EXERCISE GOAL: How many lines in the records below contain "Watch"? Answer with the number alone.

MATERIAL TO PROCESS:
*** Block opens ***
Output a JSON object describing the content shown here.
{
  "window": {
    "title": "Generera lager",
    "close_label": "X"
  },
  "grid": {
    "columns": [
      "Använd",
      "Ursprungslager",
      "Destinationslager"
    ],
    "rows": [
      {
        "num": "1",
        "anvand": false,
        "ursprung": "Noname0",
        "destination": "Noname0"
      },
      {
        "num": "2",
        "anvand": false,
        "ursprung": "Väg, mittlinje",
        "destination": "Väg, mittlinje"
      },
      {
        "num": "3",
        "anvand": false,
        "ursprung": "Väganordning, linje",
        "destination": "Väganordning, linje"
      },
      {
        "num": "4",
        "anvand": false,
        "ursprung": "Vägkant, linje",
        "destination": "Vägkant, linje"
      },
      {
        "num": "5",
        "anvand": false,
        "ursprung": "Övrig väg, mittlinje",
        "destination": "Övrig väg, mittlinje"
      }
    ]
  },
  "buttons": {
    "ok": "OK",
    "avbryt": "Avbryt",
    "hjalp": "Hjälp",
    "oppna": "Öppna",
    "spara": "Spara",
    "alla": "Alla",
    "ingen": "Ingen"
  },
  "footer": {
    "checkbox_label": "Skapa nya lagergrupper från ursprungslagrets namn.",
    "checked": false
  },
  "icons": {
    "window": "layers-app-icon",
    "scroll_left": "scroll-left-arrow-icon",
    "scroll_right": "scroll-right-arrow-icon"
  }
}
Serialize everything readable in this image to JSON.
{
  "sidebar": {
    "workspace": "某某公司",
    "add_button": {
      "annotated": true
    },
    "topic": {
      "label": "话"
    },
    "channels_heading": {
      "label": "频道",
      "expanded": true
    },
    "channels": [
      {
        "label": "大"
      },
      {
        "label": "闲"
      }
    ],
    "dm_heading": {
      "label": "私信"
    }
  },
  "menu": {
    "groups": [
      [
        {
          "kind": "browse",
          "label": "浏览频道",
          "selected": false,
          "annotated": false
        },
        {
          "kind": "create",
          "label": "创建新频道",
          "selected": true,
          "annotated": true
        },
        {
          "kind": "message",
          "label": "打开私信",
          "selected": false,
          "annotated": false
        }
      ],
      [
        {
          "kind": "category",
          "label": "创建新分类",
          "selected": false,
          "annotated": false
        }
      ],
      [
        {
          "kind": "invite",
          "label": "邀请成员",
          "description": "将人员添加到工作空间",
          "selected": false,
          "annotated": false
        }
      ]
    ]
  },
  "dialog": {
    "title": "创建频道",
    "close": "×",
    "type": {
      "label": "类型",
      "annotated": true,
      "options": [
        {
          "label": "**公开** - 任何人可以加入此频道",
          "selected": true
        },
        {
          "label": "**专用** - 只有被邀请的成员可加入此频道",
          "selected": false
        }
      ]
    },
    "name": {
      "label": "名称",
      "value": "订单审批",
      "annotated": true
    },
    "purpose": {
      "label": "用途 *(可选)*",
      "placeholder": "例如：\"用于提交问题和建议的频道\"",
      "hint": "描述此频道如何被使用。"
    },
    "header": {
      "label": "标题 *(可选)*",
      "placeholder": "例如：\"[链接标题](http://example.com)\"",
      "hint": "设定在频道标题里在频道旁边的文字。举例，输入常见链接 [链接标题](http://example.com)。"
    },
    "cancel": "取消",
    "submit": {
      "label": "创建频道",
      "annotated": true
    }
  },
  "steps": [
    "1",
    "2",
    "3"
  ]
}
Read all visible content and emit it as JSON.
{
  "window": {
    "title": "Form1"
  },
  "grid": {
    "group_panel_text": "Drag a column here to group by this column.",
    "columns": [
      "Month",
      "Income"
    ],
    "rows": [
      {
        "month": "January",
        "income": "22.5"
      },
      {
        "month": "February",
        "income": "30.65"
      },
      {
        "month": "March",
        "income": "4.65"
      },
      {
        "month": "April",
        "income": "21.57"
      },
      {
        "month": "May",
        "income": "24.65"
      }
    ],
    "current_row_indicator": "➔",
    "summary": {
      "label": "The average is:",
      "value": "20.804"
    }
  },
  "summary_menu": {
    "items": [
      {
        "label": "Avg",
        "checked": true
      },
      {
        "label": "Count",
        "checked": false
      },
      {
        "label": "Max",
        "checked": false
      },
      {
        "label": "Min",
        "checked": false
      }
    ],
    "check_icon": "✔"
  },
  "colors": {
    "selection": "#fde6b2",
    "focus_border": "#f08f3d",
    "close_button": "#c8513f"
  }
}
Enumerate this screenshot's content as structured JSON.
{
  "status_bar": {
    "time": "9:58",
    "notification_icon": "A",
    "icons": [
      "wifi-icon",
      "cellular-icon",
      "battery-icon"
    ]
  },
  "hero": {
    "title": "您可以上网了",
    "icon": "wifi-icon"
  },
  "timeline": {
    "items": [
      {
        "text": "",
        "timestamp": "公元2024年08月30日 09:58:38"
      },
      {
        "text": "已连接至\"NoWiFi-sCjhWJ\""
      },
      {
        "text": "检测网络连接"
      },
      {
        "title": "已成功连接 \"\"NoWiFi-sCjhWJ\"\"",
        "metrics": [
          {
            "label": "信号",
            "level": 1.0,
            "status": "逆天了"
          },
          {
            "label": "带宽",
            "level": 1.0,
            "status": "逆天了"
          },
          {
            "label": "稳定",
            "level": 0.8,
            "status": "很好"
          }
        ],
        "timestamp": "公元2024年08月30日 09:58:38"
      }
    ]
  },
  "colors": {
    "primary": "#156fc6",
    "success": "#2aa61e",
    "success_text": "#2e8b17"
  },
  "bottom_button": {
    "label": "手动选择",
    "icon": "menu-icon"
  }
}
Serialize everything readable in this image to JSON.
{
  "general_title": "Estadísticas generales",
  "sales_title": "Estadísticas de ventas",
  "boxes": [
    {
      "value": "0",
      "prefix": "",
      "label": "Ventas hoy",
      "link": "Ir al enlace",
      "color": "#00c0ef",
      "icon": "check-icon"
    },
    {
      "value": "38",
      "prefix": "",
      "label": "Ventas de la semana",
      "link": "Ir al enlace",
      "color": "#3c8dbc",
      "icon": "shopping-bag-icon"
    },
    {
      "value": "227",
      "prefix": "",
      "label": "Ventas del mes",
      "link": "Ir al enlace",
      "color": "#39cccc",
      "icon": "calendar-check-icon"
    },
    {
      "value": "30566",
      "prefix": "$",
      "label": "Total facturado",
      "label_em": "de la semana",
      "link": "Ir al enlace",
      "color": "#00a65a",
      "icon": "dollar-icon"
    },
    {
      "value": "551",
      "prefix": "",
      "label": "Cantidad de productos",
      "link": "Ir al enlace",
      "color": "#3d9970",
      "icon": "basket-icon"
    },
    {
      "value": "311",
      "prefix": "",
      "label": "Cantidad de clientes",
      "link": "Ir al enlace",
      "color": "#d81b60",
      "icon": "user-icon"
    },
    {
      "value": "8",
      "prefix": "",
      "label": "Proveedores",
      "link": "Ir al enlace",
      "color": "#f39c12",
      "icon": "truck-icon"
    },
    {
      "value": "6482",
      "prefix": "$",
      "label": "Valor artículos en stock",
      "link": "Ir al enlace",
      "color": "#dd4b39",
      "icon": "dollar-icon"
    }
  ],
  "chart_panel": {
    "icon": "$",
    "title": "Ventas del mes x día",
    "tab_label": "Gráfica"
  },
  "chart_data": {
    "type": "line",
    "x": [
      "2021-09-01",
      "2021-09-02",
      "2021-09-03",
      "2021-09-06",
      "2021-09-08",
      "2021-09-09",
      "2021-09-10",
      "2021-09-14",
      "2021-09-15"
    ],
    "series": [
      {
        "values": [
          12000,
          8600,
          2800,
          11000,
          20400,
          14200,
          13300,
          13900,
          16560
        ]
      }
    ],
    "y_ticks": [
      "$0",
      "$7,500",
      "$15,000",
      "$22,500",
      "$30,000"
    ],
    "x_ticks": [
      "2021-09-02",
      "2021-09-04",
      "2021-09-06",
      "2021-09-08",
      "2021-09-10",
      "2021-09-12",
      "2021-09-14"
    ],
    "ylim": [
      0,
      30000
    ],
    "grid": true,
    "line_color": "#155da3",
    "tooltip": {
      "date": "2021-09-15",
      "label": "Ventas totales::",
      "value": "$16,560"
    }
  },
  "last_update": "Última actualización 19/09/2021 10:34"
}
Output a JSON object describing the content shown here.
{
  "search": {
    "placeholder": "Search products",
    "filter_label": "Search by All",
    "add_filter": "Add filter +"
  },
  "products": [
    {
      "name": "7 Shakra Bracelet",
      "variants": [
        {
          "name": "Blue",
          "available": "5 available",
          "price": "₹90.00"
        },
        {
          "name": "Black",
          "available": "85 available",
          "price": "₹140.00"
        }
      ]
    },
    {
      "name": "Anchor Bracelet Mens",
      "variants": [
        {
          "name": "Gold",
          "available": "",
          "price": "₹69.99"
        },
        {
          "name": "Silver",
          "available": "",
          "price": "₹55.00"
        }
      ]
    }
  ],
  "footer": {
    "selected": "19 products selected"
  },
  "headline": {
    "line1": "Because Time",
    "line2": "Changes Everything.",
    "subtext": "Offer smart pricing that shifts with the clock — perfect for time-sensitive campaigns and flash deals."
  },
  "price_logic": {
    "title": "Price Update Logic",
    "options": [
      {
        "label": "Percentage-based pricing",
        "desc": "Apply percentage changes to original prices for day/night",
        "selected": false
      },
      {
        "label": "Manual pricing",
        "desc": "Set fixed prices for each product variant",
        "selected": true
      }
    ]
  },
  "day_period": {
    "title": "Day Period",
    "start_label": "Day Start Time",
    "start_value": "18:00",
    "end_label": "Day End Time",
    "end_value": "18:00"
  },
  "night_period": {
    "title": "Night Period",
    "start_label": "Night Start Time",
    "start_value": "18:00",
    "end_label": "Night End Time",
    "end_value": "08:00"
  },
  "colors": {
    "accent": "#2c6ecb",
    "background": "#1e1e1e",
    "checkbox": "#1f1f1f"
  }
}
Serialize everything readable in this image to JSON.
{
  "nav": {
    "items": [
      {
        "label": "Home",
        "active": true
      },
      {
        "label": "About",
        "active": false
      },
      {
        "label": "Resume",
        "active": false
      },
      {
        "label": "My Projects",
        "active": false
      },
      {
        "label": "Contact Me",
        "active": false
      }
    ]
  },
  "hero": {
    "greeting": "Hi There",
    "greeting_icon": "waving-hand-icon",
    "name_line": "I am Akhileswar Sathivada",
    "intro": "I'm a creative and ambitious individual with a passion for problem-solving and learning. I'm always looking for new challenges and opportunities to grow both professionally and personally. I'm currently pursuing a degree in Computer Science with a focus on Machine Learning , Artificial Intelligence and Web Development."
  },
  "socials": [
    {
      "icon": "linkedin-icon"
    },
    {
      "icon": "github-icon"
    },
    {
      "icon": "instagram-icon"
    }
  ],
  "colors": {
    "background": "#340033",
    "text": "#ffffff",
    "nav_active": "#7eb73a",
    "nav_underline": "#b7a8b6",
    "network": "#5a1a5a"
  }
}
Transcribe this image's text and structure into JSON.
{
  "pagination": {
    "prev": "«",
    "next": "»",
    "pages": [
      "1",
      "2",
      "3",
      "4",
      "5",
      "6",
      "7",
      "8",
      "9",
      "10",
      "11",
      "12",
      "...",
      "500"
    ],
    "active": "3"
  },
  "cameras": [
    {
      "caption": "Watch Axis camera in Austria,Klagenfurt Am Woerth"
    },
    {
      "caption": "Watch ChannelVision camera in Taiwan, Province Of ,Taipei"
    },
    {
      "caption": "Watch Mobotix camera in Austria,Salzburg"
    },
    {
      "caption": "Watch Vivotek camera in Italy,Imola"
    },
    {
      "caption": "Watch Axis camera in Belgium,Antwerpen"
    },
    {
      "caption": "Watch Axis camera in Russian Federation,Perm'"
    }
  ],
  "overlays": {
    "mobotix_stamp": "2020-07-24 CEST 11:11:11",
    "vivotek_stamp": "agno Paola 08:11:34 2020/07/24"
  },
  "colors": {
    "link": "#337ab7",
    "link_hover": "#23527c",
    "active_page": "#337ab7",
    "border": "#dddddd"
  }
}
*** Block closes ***
RESULT OF THE TASK: 6